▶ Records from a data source
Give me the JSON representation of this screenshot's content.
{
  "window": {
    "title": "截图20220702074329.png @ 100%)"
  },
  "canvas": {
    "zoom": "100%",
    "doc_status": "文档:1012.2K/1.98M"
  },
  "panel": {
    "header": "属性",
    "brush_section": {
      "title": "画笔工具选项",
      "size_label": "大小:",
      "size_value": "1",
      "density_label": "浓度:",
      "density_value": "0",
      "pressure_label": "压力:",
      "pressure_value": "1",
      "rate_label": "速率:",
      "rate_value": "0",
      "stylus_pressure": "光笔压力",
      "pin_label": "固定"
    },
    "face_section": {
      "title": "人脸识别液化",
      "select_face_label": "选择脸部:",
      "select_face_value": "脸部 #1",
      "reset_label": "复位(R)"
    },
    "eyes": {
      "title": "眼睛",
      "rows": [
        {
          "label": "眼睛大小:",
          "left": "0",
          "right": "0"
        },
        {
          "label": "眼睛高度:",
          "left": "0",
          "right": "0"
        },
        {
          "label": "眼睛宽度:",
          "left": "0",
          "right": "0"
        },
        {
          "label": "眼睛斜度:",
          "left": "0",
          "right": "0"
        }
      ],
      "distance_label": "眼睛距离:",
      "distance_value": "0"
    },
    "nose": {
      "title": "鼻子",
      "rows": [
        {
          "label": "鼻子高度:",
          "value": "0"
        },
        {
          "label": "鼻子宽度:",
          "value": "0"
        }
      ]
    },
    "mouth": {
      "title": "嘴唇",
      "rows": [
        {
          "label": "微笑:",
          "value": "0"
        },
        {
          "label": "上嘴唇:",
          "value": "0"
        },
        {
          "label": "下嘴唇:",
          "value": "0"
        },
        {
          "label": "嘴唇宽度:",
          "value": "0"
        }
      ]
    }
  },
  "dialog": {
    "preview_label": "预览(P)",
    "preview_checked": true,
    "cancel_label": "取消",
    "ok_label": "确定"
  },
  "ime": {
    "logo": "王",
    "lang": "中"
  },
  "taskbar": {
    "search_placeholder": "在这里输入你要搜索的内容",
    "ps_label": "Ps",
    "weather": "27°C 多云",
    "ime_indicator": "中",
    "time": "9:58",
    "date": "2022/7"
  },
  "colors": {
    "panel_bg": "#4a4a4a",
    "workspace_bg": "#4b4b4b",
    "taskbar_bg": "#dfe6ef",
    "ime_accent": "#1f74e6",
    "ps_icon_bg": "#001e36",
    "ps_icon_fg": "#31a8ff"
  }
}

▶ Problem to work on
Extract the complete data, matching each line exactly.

▶ Exercise solution
Give me the JSON representation of this screenshot's content.
{
  "window": {
    "title": "截图20220702074329.png @ 100%)"
  },
  "canvas": {
    "zoom": "100%",
    "doc_status": "文档:1012.2K/1.98M"
  },
  "panel": {
    "header": "属性",
    "brush_section": {
      "title": "画笔工具选项",
      "size_label": "大小:",
      "size_value": "1",
      "density_label": "浓度:",
      "density_value": "0",
      "pressure_label": "压力:",
      "pressure_value": "1",
      "rate_label": "速率:",
      "rate_value": "0",
      "stylus_pressure": "光笔压力",
      "pin_label": "固定"
    },
    "face_section": {
      "title": "人脸识别液化",
      "select_face_label": "选择脸部:",
      "select_face_value": "脸部 #1",
      "reset_label": "复位(R)"
    },
    "eyes": {
      "title": "眼睛",
      "rows": [
        {
          "label": "眼睛大小:",
          "left": "0",
          "right": "0"
        },
        {
          "label": "眼睛高度:",
          "left": "0",
          "right": "0"
        },
        {
          "label": "眼睛宽度:",
          "left": "0",
          "right": "0"
        },
        {
          "label": "眼睛斜度:",
          "left": "0",
          "right": "0"
        }
      ],
      "distance_label": "眼睛距离:",
      "distance_value": "0"
    },
    "nose": {
      "title": "鼻子",
      "rows": [
        {
          "label": "鼻子高度:",
          "value": "0"
        },
        {
          "label": "鼻子宽度:",
          "value": "0"
        }
      ]
    },
    "mouth": {
      "title": "嘴唇",
      "rows": [
        {
          "label": "微笑:",
          "value": "0"
        },
        {
          "label": "上嘴唇:",
          "value": "0"
        },
        {
          "label": "下嘴唇:",
          "value": "0"
        },
        {
          "label": "嘴唇宽度:",
          "value": "0"
        }
      ]
    }
  },
  "dialog": {
    "preview_label": "预览(P)",
    "preview_checked": true,
    "cancel_label": "取消",
    "ok_label": "确定"
  },
  "ime": {
    "logo": "王",
    "lang": "中"
  },
  "taskbar": {
    "search_placeholder": "在这里输入你要搜索的内容",
    "ps_label": "Ps",
    "weather": "27°C 多云",
    "ime_indicator": "中",
    "time": "9:58",
    "date": "2022/7"
  },
  "colors": {
    "panel_bg": "#4a4a4a",
    "workspace_bg": "#4b4b4b",
    "taskbar_bg": "#dfe6ef",
    "ime_accent": "#1f74e6",
    "ps_icon_bg": "#001e36",
    "ps_icon_fg": "#31a8ff"
  }
}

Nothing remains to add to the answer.